Enhanced cellular immune response in women with PTSD related to childhood abuse

Am J Psychiatry. 2003 Sep;160(9):1705-7. doi: 10.1176/appi.ajp.160.9.1705.


Objective: Disturbed regulation of both the hypothalamic-pituitary-adrenal (HPA) axis and the sympathoadrenomedullary system in posttraumatic stress disorder (PTSD) suggests that immune function, which is modulated by these systems, also may be dysregulated in individuals with PTSD.
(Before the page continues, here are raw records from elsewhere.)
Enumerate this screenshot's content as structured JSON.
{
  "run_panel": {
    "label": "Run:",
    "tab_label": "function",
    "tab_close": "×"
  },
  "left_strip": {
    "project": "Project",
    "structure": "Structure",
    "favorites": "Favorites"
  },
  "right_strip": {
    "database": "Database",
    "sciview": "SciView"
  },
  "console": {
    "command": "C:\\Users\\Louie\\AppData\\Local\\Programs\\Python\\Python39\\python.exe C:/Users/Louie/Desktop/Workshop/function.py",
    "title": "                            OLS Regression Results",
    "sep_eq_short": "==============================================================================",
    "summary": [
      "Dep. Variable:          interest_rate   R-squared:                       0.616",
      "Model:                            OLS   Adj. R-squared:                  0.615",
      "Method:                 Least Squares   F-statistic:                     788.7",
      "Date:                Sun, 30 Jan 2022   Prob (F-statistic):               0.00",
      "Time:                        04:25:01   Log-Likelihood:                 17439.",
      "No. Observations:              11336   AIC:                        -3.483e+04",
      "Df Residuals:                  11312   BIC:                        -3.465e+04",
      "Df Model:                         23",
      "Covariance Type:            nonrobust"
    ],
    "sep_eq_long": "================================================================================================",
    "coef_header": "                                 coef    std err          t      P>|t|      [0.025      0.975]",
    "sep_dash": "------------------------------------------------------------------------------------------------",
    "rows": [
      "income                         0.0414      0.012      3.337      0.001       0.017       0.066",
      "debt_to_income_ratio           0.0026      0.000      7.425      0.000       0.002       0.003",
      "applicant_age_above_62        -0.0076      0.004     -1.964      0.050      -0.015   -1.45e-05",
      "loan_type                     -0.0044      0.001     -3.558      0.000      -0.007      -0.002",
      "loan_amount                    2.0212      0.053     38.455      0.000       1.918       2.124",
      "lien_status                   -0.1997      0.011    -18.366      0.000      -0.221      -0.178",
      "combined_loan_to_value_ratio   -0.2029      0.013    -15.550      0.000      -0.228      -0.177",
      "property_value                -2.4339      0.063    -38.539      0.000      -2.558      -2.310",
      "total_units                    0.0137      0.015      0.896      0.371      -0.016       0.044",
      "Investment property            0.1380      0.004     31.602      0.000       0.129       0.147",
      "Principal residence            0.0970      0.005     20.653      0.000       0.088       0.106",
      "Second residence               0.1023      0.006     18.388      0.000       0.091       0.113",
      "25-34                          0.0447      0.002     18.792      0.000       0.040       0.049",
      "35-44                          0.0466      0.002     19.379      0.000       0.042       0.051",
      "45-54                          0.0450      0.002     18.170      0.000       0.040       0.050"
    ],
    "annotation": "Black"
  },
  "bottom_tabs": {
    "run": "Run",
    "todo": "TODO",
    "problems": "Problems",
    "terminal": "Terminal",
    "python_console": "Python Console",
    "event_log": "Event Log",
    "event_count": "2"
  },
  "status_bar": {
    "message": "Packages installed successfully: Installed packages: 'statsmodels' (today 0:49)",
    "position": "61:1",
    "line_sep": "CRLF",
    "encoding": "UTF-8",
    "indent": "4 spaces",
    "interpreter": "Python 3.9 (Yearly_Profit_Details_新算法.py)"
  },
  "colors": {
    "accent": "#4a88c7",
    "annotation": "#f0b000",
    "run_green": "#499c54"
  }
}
Method: Delayed-type hypersensitivity skin test responses were measured in 16 women with PTSD due to childhood sexual or physical abuse and 15 women who did not have a history of abuse, other trauma, or psychiatric disorders. HPA axis activity was assessed by examination of circadian salivary cortisol levels and a single time point measurement of plasma cortisol.

Results: Delayed-type hypersensitivity was enhanced in women with PTSD. Cortisol measures did not differ between PTSD and healthy comparison subjects.

Conclusions: These results suggest that cell-mediated inflammatory reactions are greater in individuals with PTSD.

Publication types

  • Research Support, Non-U.S. Gov't
  • Research Support, U.S. Gov't, P.H.S.

MeSH terms

  • Adult
  • Child
  • Child Abuse*
  • Child Abuse, Sexual
  • Circadian Rhythm / physiology
  • Comorbidity
  • Female
  • Humans
  • Hydrocortisone / analysis
  • Hydrocortisone / blood
  • Hypersensitivity, Delayed / epidemiology
  • Hypersensitivity, Delayed / immunology*
  • Immunity, Cellular / immunology
  • Saliva / chemistry
  • Skin Tests
  • Stress Disorders, Post-Traumatic / diagnosis
  • Stress Disorders, Post-Traumatic / epidemiology
  • Stress Disorders, Post-Traumatic / immunology*


  • Hydrocortisone